**WORK TASK:**
A faithful copy of the data below is required, leaving out every picture.

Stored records
● ● ●

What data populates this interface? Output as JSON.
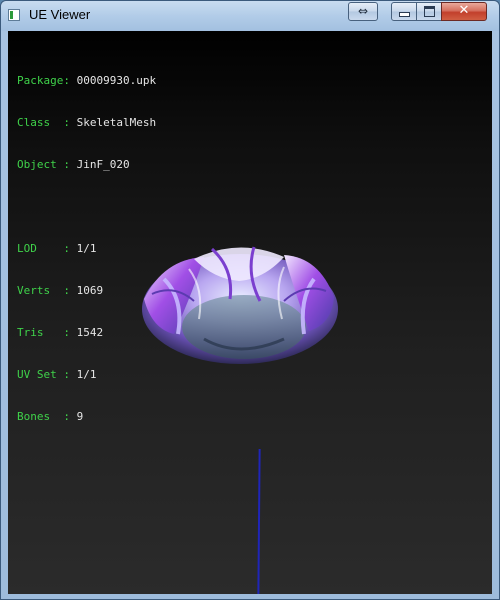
{
  "window": {
    "title": "UE Viewer",
    "swap_label": "⇔",
    "close_label": "✕"
  },
  "info": {
    "package": {
      "label": "Package:",
      "value": "00009930.upk"
    },
    "class": {
      "label": "Class  :",
      "value": "SkeletalMesh"
    },
    "object": {
      "label": "Object :",
      "value": "JinF_020"
    },
    "lod": {
      "label": "LOD    :",
      "value": "1/1"
    },
    "verts": {
      "label": "Verts  :",
      "value": "1069"
    },
    "tris": {
      "label": "Tris   :",
      "value": "1542"
    },
    "uvset": {
      "label": "UV Set :",
      "value": "1/1"
    },
    "bones": {
      "label": "Bones  :",
      "value": "9"
    }
  },
  "colors": {
    "label_green": "#3fd24a",
    "value_white": "#e6e6e6",
    "axis_blue": "#1f25b8",
    "mesh_purple": "#9a5ce0"
  }
}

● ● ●

**TASK RESULT:**
What data populates this interface? Output as JSON.
{
  "window": {
    "title": "UE Viewer",
    "swap_label": "⇔",
    "close_label": "✕"
  },
  "info": {
    "package": {
      "label": "Package:",
      "value": "00009930.upk"
    },
    "class": {
      "label": "Class  :",
      "value": "SkeletalMesh"
    },
    "object": {
      "label": "Object :",
      "value": "JinF_020"
    },
    "lod": {
      "label": "LOD    :",
      "value": "1/1"
    },
    "verts": {
      "label": "Verts  :",
      "value": "1069"
    },
    "tris": {
      "label": "Tris   :",
      "value": "1542"
    },
    "uvset": {
      "label": "UV Set :",
      "value": "1/1"
    },
    "bones": {
      "label": "Bones  :",
      "value": "9"
    }
  },
  "colors": {
    "label_green": "#3fd24a",
    "value_white": "#e6e6e6",
    "axis_blue": "#1f25b8",
    "mesh_purple": "#9a5ce0"
  }
}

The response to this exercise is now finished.